During the fall and winter months, however, motivation lags for most people. The days get colder, shorter and darker, and the last thing you want to be doing is waking up early in freezing temperatures to go for a run or hitting up the gym after a dreary day of work.
Though your motivation will naturally change over time, they key is to find what really makes you tick when it comes to fitness, since that's how you stay on track—regardless of your energy levels that week. You have to always re-evaluate why you want to train so hard and why you want to improve. Your "why" is more important than anything.
Here are some tips to help you stay incredibly motivated to reach your fitness and sport performance goals, no matter what season it is.
Write down your goals.1 of 9
Get specific about what you want to accomplish, how much time each week you'll spend at the gym and your main motivators for staying committed to your personal fitness. Be as clear as possible with exactly what your goals are and why you want each of them.

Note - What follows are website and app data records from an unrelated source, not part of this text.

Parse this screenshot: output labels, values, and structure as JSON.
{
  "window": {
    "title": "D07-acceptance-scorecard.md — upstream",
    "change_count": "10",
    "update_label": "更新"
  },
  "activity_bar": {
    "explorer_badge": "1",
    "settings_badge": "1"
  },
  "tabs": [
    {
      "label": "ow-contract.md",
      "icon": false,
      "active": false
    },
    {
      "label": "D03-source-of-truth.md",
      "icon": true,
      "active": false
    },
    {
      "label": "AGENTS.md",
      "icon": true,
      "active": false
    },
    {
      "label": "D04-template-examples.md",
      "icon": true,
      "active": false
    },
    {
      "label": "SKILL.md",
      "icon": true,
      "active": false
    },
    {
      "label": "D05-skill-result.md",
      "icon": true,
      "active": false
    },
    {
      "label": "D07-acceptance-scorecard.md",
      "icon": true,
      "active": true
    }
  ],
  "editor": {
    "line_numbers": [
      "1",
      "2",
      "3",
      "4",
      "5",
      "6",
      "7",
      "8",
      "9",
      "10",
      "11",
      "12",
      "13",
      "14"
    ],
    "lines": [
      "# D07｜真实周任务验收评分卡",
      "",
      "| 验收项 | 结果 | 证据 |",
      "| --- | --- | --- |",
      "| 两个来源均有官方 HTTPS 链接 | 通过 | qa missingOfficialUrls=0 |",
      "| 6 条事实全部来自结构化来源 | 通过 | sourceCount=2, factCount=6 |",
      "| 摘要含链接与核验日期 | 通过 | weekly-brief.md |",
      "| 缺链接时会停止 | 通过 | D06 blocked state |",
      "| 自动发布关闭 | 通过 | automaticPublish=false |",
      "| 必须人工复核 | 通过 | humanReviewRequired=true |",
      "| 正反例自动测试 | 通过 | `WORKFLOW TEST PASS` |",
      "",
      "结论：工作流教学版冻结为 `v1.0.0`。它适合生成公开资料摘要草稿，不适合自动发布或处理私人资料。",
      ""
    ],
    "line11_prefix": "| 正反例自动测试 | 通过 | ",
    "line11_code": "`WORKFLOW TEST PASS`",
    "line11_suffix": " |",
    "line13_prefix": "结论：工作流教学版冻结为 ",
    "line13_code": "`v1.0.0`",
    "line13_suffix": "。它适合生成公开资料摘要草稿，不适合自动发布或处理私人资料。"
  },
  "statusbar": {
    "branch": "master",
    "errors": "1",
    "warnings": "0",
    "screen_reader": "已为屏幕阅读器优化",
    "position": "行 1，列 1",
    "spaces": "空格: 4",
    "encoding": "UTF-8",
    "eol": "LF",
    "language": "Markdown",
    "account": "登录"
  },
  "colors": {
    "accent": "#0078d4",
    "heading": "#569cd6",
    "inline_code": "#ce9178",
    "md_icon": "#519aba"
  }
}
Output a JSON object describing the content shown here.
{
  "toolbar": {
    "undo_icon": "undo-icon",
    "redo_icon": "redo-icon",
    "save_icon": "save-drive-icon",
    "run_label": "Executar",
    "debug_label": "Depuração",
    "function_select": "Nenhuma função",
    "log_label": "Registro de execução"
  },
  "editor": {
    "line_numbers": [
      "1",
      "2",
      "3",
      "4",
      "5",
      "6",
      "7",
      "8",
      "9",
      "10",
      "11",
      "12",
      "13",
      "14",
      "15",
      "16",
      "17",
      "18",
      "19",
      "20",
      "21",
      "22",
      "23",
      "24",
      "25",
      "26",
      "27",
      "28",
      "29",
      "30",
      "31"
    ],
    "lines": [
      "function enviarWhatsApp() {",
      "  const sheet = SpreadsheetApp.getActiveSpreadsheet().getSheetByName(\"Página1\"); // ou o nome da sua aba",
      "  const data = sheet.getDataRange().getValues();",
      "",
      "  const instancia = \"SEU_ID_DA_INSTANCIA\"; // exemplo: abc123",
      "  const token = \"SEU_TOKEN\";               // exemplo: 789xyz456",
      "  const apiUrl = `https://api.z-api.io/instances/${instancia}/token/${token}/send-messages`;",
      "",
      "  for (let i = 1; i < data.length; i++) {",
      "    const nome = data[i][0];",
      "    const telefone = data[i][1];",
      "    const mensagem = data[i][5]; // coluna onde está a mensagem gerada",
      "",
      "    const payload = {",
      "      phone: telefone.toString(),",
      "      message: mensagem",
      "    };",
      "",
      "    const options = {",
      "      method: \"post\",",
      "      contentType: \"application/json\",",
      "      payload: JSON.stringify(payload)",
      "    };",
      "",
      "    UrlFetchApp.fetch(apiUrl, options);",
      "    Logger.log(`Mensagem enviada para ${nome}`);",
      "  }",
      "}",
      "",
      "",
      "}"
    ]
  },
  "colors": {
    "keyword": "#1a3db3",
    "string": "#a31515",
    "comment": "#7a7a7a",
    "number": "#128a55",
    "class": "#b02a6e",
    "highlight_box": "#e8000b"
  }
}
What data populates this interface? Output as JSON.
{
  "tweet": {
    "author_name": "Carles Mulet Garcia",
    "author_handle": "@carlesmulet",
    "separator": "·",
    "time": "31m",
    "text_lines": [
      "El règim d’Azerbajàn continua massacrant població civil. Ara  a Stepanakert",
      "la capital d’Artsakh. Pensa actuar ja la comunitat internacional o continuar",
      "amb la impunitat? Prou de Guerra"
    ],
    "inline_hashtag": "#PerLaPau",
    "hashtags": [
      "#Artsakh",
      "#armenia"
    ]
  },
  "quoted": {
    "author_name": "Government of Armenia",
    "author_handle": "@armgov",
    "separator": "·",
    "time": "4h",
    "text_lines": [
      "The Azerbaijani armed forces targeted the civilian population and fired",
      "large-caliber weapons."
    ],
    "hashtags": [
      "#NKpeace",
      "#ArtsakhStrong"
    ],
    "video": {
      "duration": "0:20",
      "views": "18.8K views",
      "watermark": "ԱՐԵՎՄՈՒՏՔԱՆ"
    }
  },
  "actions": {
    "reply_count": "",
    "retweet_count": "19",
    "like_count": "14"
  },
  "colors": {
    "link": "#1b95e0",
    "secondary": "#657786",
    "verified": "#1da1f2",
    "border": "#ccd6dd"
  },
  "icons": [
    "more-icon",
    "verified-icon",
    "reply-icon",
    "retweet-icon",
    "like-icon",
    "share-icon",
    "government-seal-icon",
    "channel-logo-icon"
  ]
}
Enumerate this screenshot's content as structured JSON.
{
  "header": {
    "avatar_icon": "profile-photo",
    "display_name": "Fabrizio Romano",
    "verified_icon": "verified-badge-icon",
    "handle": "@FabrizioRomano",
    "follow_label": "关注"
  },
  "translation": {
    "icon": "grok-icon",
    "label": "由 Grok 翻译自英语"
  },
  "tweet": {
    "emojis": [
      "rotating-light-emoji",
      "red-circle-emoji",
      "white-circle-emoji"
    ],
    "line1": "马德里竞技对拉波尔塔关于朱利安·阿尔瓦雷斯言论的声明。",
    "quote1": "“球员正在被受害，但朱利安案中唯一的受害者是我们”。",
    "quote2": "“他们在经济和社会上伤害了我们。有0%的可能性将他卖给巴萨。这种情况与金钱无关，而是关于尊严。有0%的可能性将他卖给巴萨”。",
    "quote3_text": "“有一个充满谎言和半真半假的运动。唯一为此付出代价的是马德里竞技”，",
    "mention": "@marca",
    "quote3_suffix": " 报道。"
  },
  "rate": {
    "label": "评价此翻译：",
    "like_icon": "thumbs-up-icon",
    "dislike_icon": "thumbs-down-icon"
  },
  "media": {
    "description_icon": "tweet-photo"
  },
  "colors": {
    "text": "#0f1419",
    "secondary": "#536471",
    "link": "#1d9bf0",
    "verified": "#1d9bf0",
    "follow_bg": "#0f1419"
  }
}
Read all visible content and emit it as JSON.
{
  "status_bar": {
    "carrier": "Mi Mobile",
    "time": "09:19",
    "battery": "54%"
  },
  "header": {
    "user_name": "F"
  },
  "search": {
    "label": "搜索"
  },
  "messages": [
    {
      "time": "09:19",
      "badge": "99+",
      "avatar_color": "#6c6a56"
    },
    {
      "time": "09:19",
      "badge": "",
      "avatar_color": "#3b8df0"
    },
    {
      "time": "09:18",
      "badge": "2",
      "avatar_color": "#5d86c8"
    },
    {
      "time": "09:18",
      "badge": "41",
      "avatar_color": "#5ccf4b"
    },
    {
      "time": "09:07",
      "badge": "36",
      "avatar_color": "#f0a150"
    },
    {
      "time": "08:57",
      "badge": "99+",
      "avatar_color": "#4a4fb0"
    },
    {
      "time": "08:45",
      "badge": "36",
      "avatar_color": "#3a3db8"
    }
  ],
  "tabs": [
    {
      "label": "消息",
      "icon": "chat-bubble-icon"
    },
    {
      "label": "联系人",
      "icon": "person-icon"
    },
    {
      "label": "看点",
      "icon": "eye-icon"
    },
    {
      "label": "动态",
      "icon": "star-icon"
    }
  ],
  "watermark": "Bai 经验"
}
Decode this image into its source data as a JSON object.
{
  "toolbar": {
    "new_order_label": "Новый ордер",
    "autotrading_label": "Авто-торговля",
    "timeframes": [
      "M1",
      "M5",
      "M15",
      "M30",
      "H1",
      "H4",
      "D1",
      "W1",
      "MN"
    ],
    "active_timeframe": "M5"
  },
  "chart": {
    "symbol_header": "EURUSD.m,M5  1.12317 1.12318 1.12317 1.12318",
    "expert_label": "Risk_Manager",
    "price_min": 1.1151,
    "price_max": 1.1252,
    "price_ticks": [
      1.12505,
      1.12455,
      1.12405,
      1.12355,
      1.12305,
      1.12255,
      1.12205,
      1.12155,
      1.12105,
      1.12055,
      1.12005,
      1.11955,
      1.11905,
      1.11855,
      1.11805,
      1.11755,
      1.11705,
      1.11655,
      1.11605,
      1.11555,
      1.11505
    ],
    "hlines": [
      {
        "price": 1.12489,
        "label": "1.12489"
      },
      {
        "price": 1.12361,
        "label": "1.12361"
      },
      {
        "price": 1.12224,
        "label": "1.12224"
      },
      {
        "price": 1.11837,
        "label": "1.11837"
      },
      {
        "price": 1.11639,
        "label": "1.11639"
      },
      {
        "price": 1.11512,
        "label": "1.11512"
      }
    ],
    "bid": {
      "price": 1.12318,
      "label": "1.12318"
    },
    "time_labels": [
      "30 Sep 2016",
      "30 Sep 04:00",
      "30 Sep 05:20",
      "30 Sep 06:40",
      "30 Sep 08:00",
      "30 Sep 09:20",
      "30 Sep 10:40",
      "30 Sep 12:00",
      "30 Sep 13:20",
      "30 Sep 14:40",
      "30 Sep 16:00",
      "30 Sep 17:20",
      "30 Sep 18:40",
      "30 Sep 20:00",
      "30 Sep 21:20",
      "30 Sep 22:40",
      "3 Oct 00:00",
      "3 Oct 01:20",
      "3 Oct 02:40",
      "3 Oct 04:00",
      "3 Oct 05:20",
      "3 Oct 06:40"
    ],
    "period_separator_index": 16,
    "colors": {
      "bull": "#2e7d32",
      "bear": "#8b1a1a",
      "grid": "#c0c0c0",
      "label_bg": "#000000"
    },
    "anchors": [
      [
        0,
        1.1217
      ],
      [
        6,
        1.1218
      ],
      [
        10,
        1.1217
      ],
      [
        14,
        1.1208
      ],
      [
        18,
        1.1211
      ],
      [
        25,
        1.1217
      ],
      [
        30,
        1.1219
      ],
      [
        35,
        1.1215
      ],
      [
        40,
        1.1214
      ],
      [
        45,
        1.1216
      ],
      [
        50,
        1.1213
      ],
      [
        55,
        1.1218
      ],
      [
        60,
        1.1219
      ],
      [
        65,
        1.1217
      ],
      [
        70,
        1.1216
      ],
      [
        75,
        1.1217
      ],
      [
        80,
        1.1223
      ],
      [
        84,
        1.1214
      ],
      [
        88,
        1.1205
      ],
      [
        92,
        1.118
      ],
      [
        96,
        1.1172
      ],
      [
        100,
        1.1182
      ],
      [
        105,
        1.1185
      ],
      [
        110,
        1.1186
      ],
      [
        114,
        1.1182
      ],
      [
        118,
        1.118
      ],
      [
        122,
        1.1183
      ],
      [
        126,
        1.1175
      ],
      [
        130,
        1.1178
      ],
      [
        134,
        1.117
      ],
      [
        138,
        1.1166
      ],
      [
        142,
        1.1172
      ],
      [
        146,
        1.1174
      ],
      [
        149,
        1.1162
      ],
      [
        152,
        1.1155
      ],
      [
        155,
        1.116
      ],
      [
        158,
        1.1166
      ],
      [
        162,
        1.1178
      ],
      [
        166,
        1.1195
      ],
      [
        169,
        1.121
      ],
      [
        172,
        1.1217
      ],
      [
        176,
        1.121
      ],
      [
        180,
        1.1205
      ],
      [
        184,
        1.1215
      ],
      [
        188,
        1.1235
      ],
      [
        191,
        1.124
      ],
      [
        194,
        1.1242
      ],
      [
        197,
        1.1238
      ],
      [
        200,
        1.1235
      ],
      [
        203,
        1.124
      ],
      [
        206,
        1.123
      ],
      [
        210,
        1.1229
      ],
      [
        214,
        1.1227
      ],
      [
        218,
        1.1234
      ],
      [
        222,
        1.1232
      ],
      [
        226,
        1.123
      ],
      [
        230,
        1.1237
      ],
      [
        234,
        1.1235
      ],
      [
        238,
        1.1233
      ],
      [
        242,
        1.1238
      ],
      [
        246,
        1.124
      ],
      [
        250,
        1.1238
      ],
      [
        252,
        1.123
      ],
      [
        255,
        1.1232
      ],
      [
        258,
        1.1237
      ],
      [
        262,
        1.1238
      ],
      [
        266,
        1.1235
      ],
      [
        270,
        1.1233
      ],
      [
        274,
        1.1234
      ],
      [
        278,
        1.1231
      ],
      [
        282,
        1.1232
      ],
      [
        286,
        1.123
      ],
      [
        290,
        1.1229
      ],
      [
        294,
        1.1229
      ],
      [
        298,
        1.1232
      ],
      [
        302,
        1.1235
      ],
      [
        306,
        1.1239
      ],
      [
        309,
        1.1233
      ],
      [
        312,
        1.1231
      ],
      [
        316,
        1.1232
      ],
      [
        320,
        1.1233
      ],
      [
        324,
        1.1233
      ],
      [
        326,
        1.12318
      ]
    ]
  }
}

For example, most people want to be "healthier," but go ahead and write down tangible ways you could measure that at the end of each week. Perhaps its better sleep, more energy or improved muscle tone. Decide how many workouts each week would get you there (and keep it reasonable to avoid burnout). This will help you keep pushing even on a week when you feel particularly unmotivated.
Share your intentions and schedule with those who can hold you accountable.2 of 9
Go tell someone, or even a lot of people, what you want to accomplish. Research shows that the more you tell others about your plans to make a change, the more likely you will stick with it. Tell people what you want to happen, what you expect out of yourself and ask them to check up on you.
If you can, form an online community, create a Facebook group or write a blog so that you have to check in with others on a regular basis.
Commit to a specific workout program.3 of 9
Try a new plan, sign up for a trial membership or join a fitness club or sports team. Do whatever you have to in order to get on a set and scheduled plan. All of these options will help you feel like you have a greater purpose and more accountability in your workouts, which will help on the days you're tempted to skip out.
Plus, it will help you take the guesswork out of what you're going to do each day, which can drain your energy before you even start the workout.
Hire a coach.4 of 9
If you're completely new to working out, or you're a gym rat ready for more guidance, seek someone who can help you with a proper assessment, program, modifications and progressions. This person will also challenge and encourage you to stay on track with your specific goals.
Vary your training.5 of 9
Try new things, go to new classes and be open to different methods of working out. Get creative and mix it up so that you can continue to be challenged, which will keep your motivation high.
If you're big on cardio, try a month or two of weight-focused workouts. Or if you usually do HIIT workouts, make a switch to relaxing and calming yoga classes. Not only will these changes keep you interested, but you'll also keep your muscles guessing, which will improve tone.
Change your language.6 of 9
You likely don't "have" to workout, but instead, you get to and are able to. Look at your workouts as a gift—an opportunity to take care of your body and push yourself so that you can be better in all areas of your life. Not everyone is as healthy or fortunate to be able to move their bodies when and however they want.
Keep your self-talk positive so that your inner dialogue is helping you instead of holding you back.
Surround yourself with amazing people.7 of 9
The people you workout with can have a huge influence on you. Make sure that they are encouraging, motivating, fun to be around and committed. Consider getting a regular workout buddy at your gym or in your neighborhood, who you can meet for a few runs or workout sessions each week.
Build in a rewards system.8 of 9
This is a great tool to have in your back pocket for days that feel particularly monotonous.
Figure out an enticing reward that will push you to the gym. It could be buying a new piece of clothing that shows off a muscle group you've been working on or it could be something as simple as a long and indulgent Epsom salt bath. Keep that image in your mind as you drive to the gym.